I've not talked about homeschooling on my blog, so I thought I'd see if I could find anything interesting to say on this topic, mostly because I haven't been able to think of anything else to write about today!
We do use a packaged curriculum, and follow the guidelines, loosely. The curriculum we have chosen emphasizes the use of literature, rather than textbooks, and we all enjoy the times of reading aloud together that come with our schoolwork. We don't follow a planned yearly schedule, with breaks at certain times, we just do school whenever we aren't doing something else. Often, I'm reading aloud to the younger children, while they do ministry work, like sorting donated clothing.
If a team is visiting, we take the week off school, and the kids participate in the ministry that week, to whatever level they are able. My children are learning to be dental assistants, assistant pharmacists, translators, construction supervisors, and many other things! Currently, the children are taking turns having days off school, so that they can help with our big construction project.
This version of schooling has resulted in an unusual education for our children.
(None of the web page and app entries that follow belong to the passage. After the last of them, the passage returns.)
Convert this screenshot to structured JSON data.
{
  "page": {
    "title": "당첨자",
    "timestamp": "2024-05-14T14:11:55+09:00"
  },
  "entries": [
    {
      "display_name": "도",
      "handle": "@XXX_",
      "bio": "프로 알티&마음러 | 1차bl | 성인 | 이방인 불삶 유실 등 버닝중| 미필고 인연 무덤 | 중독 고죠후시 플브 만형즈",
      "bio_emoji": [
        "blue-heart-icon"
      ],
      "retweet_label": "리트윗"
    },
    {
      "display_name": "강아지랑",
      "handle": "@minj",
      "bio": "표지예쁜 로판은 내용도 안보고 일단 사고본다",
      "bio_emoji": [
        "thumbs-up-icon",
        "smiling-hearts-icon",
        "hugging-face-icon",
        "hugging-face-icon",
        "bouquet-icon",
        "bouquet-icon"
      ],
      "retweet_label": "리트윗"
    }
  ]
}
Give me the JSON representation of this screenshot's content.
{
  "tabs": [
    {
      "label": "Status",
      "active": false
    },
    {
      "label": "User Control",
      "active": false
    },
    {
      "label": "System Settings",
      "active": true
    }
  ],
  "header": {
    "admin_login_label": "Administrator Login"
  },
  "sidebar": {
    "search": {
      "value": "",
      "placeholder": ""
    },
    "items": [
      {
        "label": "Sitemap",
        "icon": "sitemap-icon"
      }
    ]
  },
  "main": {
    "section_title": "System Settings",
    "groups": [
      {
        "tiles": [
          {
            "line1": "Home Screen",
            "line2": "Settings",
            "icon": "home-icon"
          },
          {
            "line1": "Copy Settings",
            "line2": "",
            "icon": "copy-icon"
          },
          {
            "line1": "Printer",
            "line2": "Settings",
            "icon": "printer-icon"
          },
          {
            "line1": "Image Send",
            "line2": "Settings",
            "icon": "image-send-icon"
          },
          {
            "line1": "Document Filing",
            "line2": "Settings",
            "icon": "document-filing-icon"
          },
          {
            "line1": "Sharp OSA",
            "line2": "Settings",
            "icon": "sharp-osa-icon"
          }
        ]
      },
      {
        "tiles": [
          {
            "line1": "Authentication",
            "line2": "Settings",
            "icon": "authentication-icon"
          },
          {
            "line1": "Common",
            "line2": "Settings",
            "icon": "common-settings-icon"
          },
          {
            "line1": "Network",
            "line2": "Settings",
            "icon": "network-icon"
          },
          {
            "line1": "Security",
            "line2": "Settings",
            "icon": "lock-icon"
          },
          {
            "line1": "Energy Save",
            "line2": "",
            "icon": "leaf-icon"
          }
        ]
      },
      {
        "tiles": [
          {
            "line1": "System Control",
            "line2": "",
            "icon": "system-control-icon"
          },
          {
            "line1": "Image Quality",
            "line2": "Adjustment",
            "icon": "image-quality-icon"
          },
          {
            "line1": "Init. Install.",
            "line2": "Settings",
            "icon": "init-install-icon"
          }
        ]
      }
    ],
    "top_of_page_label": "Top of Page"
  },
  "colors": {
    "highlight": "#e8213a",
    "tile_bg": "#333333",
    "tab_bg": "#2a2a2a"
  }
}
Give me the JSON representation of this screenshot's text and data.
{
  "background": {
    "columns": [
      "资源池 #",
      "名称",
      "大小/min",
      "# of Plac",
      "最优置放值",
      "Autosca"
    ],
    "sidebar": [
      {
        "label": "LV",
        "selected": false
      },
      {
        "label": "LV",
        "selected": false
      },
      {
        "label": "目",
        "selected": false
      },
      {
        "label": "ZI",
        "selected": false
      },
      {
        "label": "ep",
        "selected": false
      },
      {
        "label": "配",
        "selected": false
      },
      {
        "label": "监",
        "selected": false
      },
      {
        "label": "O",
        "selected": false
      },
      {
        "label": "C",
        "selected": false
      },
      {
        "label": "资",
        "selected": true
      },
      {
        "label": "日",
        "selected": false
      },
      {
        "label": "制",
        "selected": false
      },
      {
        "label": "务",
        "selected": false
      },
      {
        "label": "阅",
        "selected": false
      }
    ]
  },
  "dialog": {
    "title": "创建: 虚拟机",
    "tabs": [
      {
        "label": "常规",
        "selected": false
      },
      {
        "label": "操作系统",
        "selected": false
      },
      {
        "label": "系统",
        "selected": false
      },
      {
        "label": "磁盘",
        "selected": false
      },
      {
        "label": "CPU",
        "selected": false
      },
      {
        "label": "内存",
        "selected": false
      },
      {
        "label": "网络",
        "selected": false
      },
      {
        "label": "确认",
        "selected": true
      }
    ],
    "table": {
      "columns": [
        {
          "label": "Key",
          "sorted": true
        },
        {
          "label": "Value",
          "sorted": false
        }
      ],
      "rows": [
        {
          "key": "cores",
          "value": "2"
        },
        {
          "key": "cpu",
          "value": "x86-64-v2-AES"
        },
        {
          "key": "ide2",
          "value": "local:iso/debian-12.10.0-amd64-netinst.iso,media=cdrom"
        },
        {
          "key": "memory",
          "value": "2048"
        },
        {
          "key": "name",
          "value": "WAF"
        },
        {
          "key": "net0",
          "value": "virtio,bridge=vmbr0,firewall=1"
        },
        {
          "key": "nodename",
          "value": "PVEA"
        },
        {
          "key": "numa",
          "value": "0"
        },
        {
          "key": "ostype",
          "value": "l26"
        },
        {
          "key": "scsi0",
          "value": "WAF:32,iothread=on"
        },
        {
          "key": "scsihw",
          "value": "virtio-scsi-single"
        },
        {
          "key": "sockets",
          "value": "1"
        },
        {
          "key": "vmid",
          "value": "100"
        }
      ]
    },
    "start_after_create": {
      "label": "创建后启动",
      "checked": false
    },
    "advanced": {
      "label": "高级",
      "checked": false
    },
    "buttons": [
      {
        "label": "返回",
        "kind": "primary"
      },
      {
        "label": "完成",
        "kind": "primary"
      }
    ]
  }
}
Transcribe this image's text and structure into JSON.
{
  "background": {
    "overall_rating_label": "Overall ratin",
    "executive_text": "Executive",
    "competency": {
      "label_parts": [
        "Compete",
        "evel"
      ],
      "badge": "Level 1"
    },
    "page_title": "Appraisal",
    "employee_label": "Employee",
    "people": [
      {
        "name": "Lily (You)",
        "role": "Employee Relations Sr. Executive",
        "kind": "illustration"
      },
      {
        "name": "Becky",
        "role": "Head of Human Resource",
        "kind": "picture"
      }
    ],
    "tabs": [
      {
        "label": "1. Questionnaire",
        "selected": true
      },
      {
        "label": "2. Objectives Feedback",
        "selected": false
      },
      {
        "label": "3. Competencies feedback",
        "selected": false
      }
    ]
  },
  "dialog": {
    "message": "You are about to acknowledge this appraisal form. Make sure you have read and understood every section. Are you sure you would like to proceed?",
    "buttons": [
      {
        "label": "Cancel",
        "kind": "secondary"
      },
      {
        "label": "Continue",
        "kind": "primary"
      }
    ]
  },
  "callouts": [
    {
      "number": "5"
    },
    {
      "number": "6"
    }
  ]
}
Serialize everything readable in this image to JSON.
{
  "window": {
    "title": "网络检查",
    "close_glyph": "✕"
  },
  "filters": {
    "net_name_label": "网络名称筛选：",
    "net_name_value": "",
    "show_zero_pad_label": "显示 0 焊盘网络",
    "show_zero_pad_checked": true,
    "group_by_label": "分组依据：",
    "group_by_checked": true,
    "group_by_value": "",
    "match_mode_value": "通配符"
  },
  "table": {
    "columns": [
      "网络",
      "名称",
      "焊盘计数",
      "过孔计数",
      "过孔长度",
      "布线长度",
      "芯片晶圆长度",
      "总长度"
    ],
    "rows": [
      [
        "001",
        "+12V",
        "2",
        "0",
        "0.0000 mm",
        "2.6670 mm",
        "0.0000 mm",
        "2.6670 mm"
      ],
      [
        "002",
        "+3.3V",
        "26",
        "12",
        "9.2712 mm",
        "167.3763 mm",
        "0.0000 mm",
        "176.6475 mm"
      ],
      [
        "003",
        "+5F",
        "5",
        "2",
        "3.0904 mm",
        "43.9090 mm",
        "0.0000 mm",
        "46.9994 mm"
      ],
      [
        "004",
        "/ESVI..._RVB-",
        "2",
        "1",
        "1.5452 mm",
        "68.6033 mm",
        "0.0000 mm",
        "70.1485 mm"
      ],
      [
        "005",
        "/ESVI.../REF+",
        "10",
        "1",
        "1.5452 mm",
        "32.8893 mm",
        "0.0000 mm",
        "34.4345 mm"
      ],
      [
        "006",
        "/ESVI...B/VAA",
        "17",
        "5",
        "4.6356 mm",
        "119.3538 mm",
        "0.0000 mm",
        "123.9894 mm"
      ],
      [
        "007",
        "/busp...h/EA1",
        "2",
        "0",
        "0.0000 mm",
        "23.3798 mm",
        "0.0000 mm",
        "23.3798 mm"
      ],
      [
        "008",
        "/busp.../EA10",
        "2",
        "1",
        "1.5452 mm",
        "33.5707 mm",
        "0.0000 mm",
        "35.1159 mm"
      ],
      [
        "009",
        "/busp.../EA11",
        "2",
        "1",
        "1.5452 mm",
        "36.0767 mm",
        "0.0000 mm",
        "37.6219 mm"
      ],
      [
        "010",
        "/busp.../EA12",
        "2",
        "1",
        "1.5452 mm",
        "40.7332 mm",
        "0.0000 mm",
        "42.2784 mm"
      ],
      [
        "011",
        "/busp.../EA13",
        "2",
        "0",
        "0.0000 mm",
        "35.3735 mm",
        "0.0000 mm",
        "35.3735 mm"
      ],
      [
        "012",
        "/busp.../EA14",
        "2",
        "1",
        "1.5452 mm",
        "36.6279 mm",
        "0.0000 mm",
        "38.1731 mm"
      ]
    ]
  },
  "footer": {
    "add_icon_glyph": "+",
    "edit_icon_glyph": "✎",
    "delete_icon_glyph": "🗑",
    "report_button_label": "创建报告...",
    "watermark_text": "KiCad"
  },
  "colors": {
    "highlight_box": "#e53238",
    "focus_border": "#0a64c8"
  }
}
They love to read, and excel at math, but they also have learned some very interesting, non-classroom skills.
Spanish - this one is huge, of course. Officially, this is a classroom subject, but it has been my experience that few people actually learn to communicate in a foreign language through being taught in a classroom. We are blessed to have this opportunity to live where we can learn Spanish through immersion. Each family member has a different level of ability, with Russell at the top, being totally fluent. It's safe to assume that none of us would speak as much Spanish as we do now, if we didn't live here!
Construction skills - all of the kids have a great deal of knowledge in construction. Kirstin wired her own bedroom for electricity when she was 18. Bethany drives the front end loader, at 11. Russell, Kirstin, and Christopher can all lay bricks in a very professional manner. Kirstin can draw blueprints using a CAD program on the computer. Russell is a very competent carpenter, and has lots of experience leading construction crews, in both languages.
Commercial cooking skills - this is mostly for Rachel, who began her cooking career making breakfasts for visiting teams back when she was about 11. For the past few years, she has been cooking dinners and breakfasts for all the teams, which generally consist of 35 to 50 people (including our family, 'cause we eat, too).
Nevertheless, I've had my doubts over the years, that this unorthodox educational method was going to bring about great results. We have so clearly underemphasized the traditional academic subjects and traditions!
However, Kirstin is in college now, taking courses online with Taylor University in Indiana (a very heavily academic school). She hasn't taken a large number of credit hours (she is doing college part-time, so that she can continue to invest some time in the ministry work), but after completing 8 classes, she has maintained a straight 'A' average, so I guess I'm gonna have to get over the idea that she wasn't prepared for advanced academic work!
So, those are the basics of how we do school. Somehow, in addition to everything else we're doing here, we manage to squeeze it in.